As Biden’s stumbles have created an opening in the political center of the Democratic Party electorate, Buttigieg has responded by abandoning his initial attempts to outflank his competitors and repositioning himself as a moderate. In particular, he has criticized Warren for being evasive about how she would pay for her Medicare for All plan, which credible sources estimatewould cost between $31tn and $34tn over a decade. Buttigieg’s proposed Medicare-for-all-who-want-it alternative would also represent an expensive advance on the status quo. But by allowing Americans who have private insurance to keep it if they wish – unlike Warren and Sanders, who would eliminate it – Buttigieg can advertise himself as both a progressive and a pragmatist.
Warren, at the Iowa rally, repeated her claim that any policy proposals that don’t match her vision of “big structural change” are a reflection of her more moderate rivals being “either too cynical or too downtrodden to believe change is possible”. Any candidate who doesn’t endorse her preferred policies like Medicare for All or the Green New Deal must therefore be telling Democrats “to dream small and give up early”. And she deemed any unwillingness to embrace her vision of sweeping change to be a cowardly unwillingness to fight or a sellout desire to return to “business as usual”. She charged that “even some people in our own party” think “that running some vague campaign that nibbles around the edges is somehow safe”.
Buttigieg forcefully rejected that charge: “I will not waver from our commitment to our values or back down from the boldness of our ideas.” But, he added, he would also strive “to include everyone in the future we are trying to build: progressives, moderates and Republicans of conscience ready for change. We will fight when we must fight. But I will never allow us to get so wrapped up in the fighting that we start to think fighting is the point.”
He said that he would lead the country toward “real action” by mobilizing “an American majority that is hungry for change, that is done with the division”. And, in sharp distinction to Warren’s focus on the already committed, he appealed to “people of faith” and the majority of Americans “even in the red states” who want politicians to “do something” about gun violence, climate crisis and systemic racism.

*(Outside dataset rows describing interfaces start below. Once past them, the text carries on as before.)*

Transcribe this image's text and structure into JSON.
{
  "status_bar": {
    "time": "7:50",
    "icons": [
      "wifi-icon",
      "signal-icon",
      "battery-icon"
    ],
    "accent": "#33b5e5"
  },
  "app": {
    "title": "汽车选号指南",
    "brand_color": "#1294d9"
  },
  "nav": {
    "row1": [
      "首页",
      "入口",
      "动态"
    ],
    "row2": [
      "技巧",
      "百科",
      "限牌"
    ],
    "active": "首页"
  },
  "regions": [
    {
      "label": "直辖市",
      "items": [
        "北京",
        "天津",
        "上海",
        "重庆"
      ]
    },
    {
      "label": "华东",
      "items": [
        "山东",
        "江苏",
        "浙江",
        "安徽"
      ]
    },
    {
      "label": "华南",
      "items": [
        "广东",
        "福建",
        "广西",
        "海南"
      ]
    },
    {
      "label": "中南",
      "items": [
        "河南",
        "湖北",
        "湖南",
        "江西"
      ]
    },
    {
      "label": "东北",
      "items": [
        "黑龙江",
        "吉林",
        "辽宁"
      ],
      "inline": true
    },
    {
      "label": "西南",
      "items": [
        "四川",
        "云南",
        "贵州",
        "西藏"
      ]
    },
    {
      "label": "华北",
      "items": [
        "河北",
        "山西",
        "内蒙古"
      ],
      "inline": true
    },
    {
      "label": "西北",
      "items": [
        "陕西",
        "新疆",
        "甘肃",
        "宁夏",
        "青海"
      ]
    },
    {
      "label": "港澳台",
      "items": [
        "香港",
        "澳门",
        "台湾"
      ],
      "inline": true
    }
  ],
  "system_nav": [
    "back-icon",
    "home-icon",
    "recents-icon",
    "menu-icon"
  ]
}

While stopping well short of full “OK boomer”, Buttigieg in a subtle way linked his older Democratic rivals with Trump – all part of a generation that has come to prefer “political warfare” to solving crises.
“I did not just come here to end the era of Donald Trump,” he insisted. “I am here to launch the era that comes next.” He defined the ultimate goal of his politics as “the hope of an American experience defined not by exclusion but by belonging”. It’s not naive to talk about hope and belonging, in his view, even in the Trump era, because “I believe these things – not based on my age but based on my experience” of combat, urban revival and growing popular acceptance of same-sex relationships.
Buttigieg is the most articulate speaker and debater in the presidential race. His Iowa address lacked some of the confidence and emotional resonance of Obama’s speech at the same event in 2007 but, even so, Buttigieg evokes many of the same themes that launched Obama to the White House in the last decade. He, too, represents a broader and more inclusive vision of American identity within a context of overall national unity. He advocates for a politics in which some level of persuasion and bipartisanship is still possible, and advances a serious challenge to existing economic and political arrangements that is still rooted in pragmatic idealism. In less than a hundred days, we’ll find out if Iowa’s Democratic voters consider his version of “hope and change” to be the best approach to take on Trump.